What this article is all about:
In an ideal world, if you found the home of your dreams, you and the owner could sign a purchase contract, followed by a handshake and, later, your down payment. In the real world, in order to prove your offer to purchase a property is “earnest,” or “in good faith,” you need to put money on the table as soon as the ink of your signature dries on the purchase contract.
This earnest money deposit is a fraction of your down payment which indicates the buyer’s intent and willingness to execute the agreements laid out in the contract with the seller. The buyer usually pays it in the form of a personal or certified check issued to the real estate brokerage of choice. The deposit will be held in an escrow account, a type of trust fund controlled by both the seller and the buyer, until you successfully complete the closing.
Earnest payment amounts vary widely. The attractiveness of the home’s sales price, the level of interest others have expressed in the property, and how quickly a prospective buyer can move from contract to closing can all influence the sum a seller may request as an earnest money deposit.
How Much Should You Pay?
Some industry experts say earnest money should not exceed 3-5 percent of the purchase contract, while others say 2 percent should be the maximum. Some sellers don’t even compute a percentage, but instead ask for flat amounts in the $5,000-$10,000 range.
States set their own legal limits to the amount of earnest monies allowed. Average payments depend on general criteria, such as whether we’re in a hot or cool housing market. A buyer who can only make a minimal down payment may have to fork over more earnest money as a guarantee he or she will come through with a mortgage. Another buyer can make his or her offer to the seller more attractive by padding the earnest money.
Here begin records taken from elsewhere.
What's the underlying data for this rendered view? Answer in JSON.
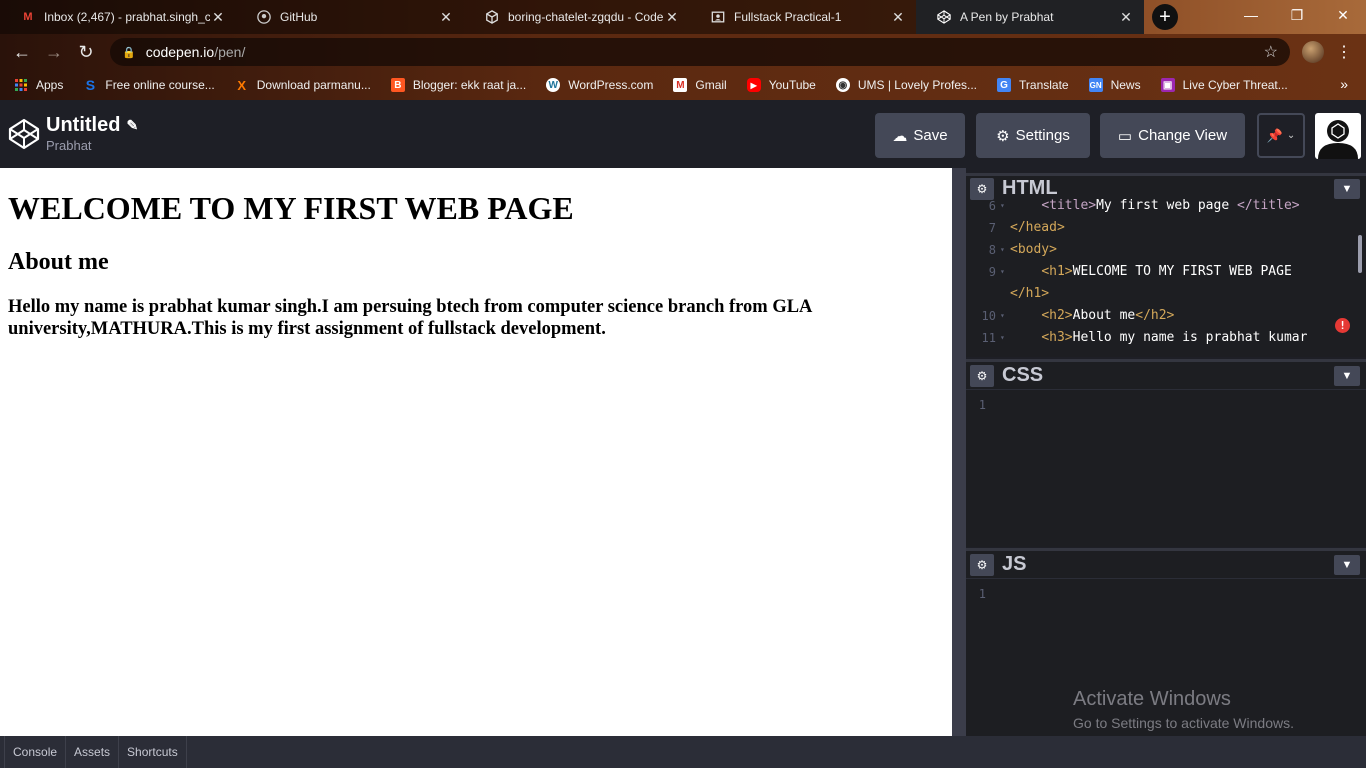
{
  "browser": {
    "tabs": [
      {
        "title": "Inbox (2,467) - prabhat.singh_c",
        "icon": "gmail-icon",
        "close": "✕"
      },
      {
        "title": "GitHub",
        "icon": "github-icon",
        "close": "✕"
      },
      {
        "title": "boring-chatelet-zgqdu - CodeS",
        "icon": "codesandbox-icon",
        "close": "✕"
      },
      {
        "title": "Fullstack Practical-1",
        "icon": "classroom-icon",
        "close": "✕"
      },
      {
        "title": "A Pen by Prabhat",
        "icon": "codepen-icon",
        "close": "✕"
      }
    ],
    "url_host": "codepen.io",
    "url_path": "/pen/",
    "bookmarks": [
      {
        "label": "Apps",
        "icon": "apps-grid-icon",
        "color": "#e94235"
      },
      {
        "label": "Free online course...",
        "icon": "course-icon",
        "color": "#1a73e8"
      },
      {
        "label": "Download parmanu...",
        "icon": "x-icon",
        "color": "#ff7a00"
      },
      {
        "label": "Blogger: ekk raat ja...",
        "icon": "blogger-icon",
        "color": "#ff5722"
      },
      {
        "label": "WordPress.com",
        "icon": "wordpress-icon",
        "color": "#21759b"
      },
      {
        "label": "Gmail",
        "icon": "gmail-icon",
        "color": "#d93025"
      },
      {
        "label": "YouTube",
        "icon": "youtube-icon",
        "color": "#ff0000"
      },
      {
        "label": "UMS | Lovely Profes...",
        "icon": "globe-icon",
        "color": "#ffffff"
      },
      {
        "label": "Translate",
        "icon": "translate-icon",
        "color": "#4285f4"
      },
      {
        "label": "News",
        "icon": "news-icon",
        "color": "#4285f4"
      },
      {
        "label": "Live Cyber Threat...",
        "icon": "threat-map-icon",
        "color": "#9c27b0"
      }
    ],
    "bookmarks_more": "»"
  },
  "codepen": {
    "title": "Untitled",
    "owner": "Prabhat",
    "buttons": {
      "save": "Save",
      "settings": "Settings",
      "change_view": "Change View"
    }
  },
  "preview": {
    "h1": "WELCOME TO MY FIRST WEB PAGE",
    "h2": "About me",
    "h3": "Hello my name is prabhat kumar singh.I am persuing btech from computer science branch from GLA university,MATHURA.This is my first assignment of fullstack development."
  },
  "editors": {
    "html": {
      "title": "HTML",
      "lines": [
        {
          "n": "6",
          "indent": "    ",
          "open": "<title>",
          "text": "My first web page ",
          "close": "</title>"
        },
        {
          "n": "7",
          "indent": "",
          "open": "</head>",
          "text": "",
          "close": ""
        },
        {
          "n": "8",
          "indent": "",
          "open": "<body>",
          "text": "",
          "close": ""
        },
        {
          "n": "9",
          "indent": "    ",
          "open": "<h1>",
          "text": "WELCOME TO MY FIRST WEB PAGE",
          "close": ""
        },
        {
          "n": "",
          "indent": "",
          "open": "</h1>",
          "text": "",
          "close": ""
        },
        {
          "n": "10",
          "indent": "    ",
          "open": "<h2>",
          "text": "About me",
          "close": "</h2>"
        },
        {
          "n": "11",
          "indent": "    ",
          "open": "<h3>",
          "text": "Hello my name is prabhat kumar",
          "close": ""
        }
      ],
      "error_marker": "!"
    },
    "css": {
      "title": "CSS",
      "line_number": "1"
    },
    "js": {
      "title": "JS",
      "line_number": "1"
    }
  },
  "watermark": {
    "line1": "Activate Windows",
    "line2": "Go to Settings to activate Windows."
  },
  "footer": {
    "console": "Console",
    "assets": "Assets",
    "shortcuts": "Shortcuts"
  }
}
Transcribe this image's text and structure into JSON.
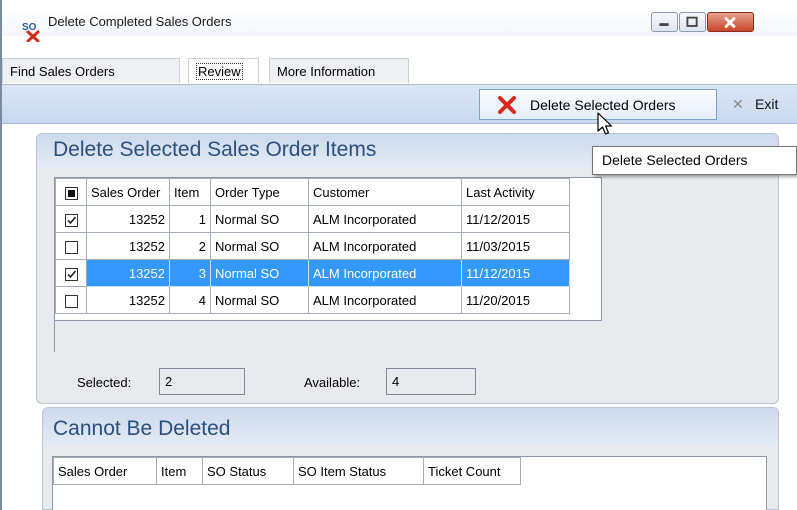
{
  "window": {
    "title": "Delete Completed Sales Orders",
    "app_icon": "so-delete-icon"
  },
  "tabs": [
    {
      "label": "Find Sales Orders"
    },
    {
      "label": "Review",
      "active": true
    },
    {
      "label": "More Information"
    }
  ],
  "toolbar": {
    "delete_label": "Delete Selected Orders",
    "exit_label": "Exit"
  },
  "tooltip": "Delete Selected Orders",
  "section1": {
    "title": "Delete Selected Sales Order Items",
    "columns": [
      "Sales Order",
      "Item",
      "Order Type",
      "Customer",
      "Last Activity"
    ],
    "rows": [
      {
        "checked": true,
        "sales_order": "13252",
        "item": "1",
        "order_type": "Normal SO",
        "customer": "ALM Incorporated",
        "last_activity": "11/12/2015",
        "selected": false
      },
      {
        "checked": false,
        "sales_order": "13252",
        "item": "2",
        "order_type": "Normal SO",
        "customer": "ALM Incorporated",
        "last_activity": "11/03/2015",
        "selected": false
      },
      {
        "checked": true,
        "sales_order": "13252",
        "item": "3",
        "order_type": "Normal SO",
        "customer": "ALM Incorporated",
        "last_activity": "11/12/2015",
        "selected": true
      },
      {
        "checked": false,
        "sales_order": "13252",
        "item": "4",
        "order_type": "Normal SO",
        "customer": "ALM Incorporated",
        "last_activity": "11/20/2015",
        "selected": false
      }
    ],
    "selected_label": "Selected:",
    "selected_value": "2",
    "available_label": "Available:",
    "available_value": "4"
  },
  "section2": {
    "title": "Cannot Be Deleted",
    "columns": [
      "Sales Order",
      "Item",
      "SO Status",
      "SO Item Status",
      "Ticket Count"
    ]
  },
  "colors": {
    "accent": "#3399ff",
    "panel_title": "#2b4f7f",
    "close_button": "#c8452a"
  }
}
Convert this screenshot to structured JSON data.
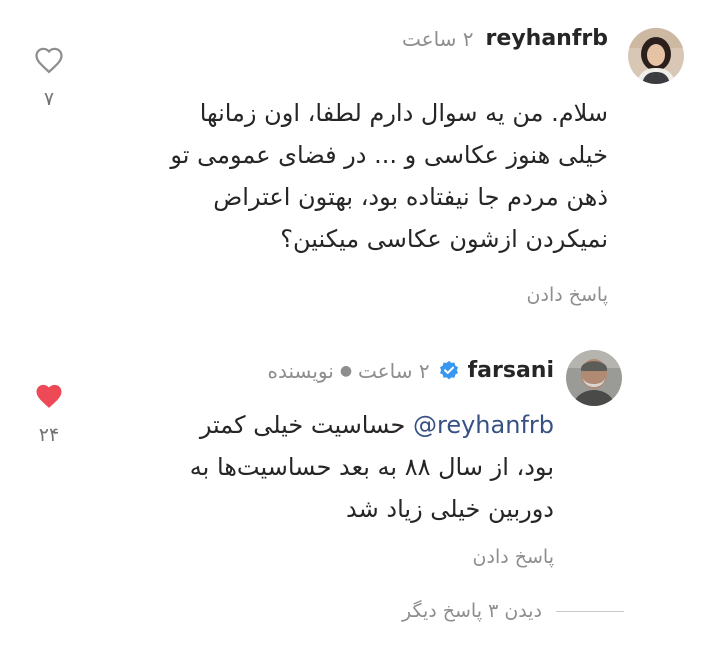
{
  "comments": [
    {
      "username": "reyhanfrb",
      "time": "۲ ساعت",
      "text_lines": [
        "سلام. من یه سوال دارم لطفا، اون زمانها",
        "خیلی هنوز عکاسی و ... در فضای عمومی تو",
        "ذهن مردم جا نیفتاده بود، بهتون اعتراض",
        "نمیکردن ازشون عکاسی میکنین؟"
      ],
      "reply_label": "پاسخ دادن",
      "like_count": "۷",
      "liked": false,
      "icon": "heart-outline-icon"
    },
    {
      "username": "farsani",
      "verified": true,
      "time": "۲ ساعت",
      "role": "نویسنده",
      "mention": "@reyhanfrb",
      "text_first": "حساسیت خیلی کمتر",
      "text_lines": [
        "بود، از سال ۸۸ به بعد حساسیت‌ها به",
        "دوربین خیلی زیاد شد"
      ],
      "reply_label": "پاسخ دادن",
      "like_count": "۲۴",
      "liked": true,
      "icon": "heart-filled-icon"
    }
  ],
  "view_replies": "دیدن ۳ پاسخ دیگر",
  "colors": {
    "text": "#262626",
    "muted": "#8e8e8e",
    "liked": "#ed4956",
    "verified": "#3897f0",
    "mention": "#385185"
  }
}
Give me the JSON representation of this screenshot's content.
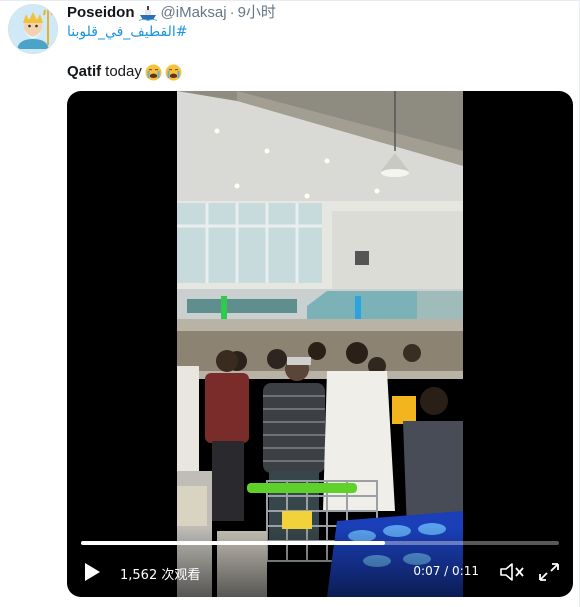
{
  "tweet": {
    "display_name": "Poseidon",
    "handle": "@iMaksaj",
    "separator": "·",
    "time": "9小时",
    "hashtag": "#القطيف_في_قلوبنا",
    "text_bold": "Qatif",
    "text_normal": "today",
    "emoji_name": "ship-emoji",
    "reaction_emojis": [
      "loudly-crying-face-emoji",
      "loudly-crying-face-emoji"
    ]
  },
  "video": {
    "view_count": "1,562 次观看",
    "time_display": "0:07 / 0:11",
    "progress": 0.636,
    "controls": [
      "play-icon",
      "mute-icon",
      "fullscreen-icon"
    ]
  },
  "colors": {
    "link": "#1b95e0",
    "secondary_text": "#657786",
    "video_bg": "#000000"
  }
}
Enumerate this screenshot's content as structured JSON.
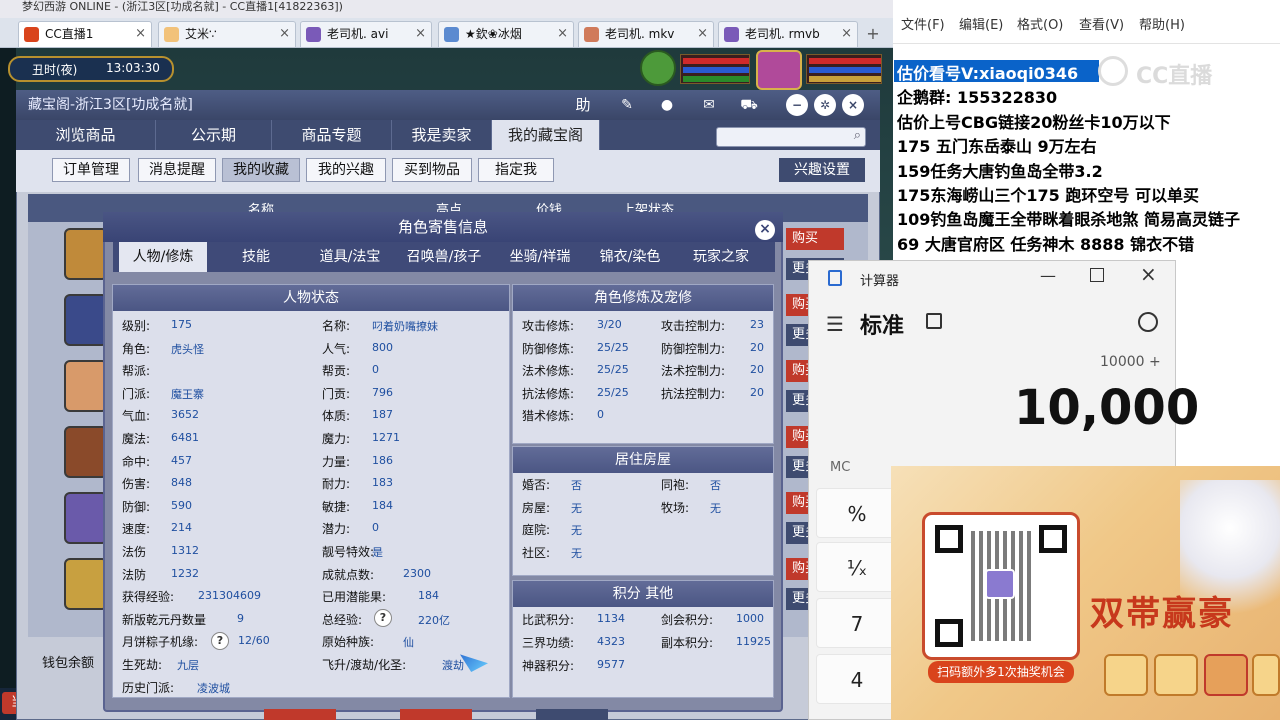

How Do You Actually Make the Deposit?
In some markets, you won’t have to pay the entire sum all at once. When the buyer and seller sign the purchase contract, the buyer can issue a check for a fraction of the initial down payment, usually between $1,000-$5,000, which will be followed by payment of the remainder of the earnest deposit within a week. During that period, a buyer can hire a home inspector or attorney to verify the contract.
Once the seller and the buyer both have signed the contract, the buyer should issue a check for his earnest money deposit to an escrow account, which is held by a real estate brokerage. That means you make out your check to a real estate brokerage, not an individual.
State real estate laws strictly regulate how real estate brokers conduct and manage these separate, professional escrow accounts. Brokers are not allowed to deposit any earnest monies in their own business bank accounts.
Nevertheless, make sure to request a receipt for any earnest money handed over to a real estate agent or a brokerage. It should come in the form of a copy of the check on the brokerage’s letterhead along with a signature of the person accepting the check’s delivery and the date and location the check was received. If you’re in a hurry to close on your purchase, be aware that a quick closing date requires a certified check for earnest money.
Just like any other money deposited in a bank account, your earnest money is an investment that can earn interest in its escrow account. If it amounts to more than $5,000, you’ll have to fill out IRS Form W-9 to receive the interest.
Something Went Wrong, How Do I Get it Back?
If you can’t secure the necessary down payment or mortgage loan to buy the house of your dreams even though you signed the purchase contract, you may need to forfeit some of your deposit. The home seller took the house off the market for you and now he faces the loss of valuable time and money due to your default on the contract.
Although most purchase contracts stipulate that a seller can keep the earnest money deposit if a buyer fails to complete the purchase of a home, the seller and the buyer can find a fair solution on how to distribute the earnest money deposit between them.
Hope that if something goes wrong early in the process, the seller will surrender his claim on the deposit and return it to the buyer, after a small cancellation fee is subtracted by the brokerage. If all else fails, be prepared to write the money off as a penalty for having caused the seller some hardship, but such a sad scenario is the exception, not the rule.
It’s important to know that this earnest money deposit is not an extra cost of buying a home. It will be credited towards the down payment at closing, and in case it exceeds your mortgage down payment, you will receive the balance at closing.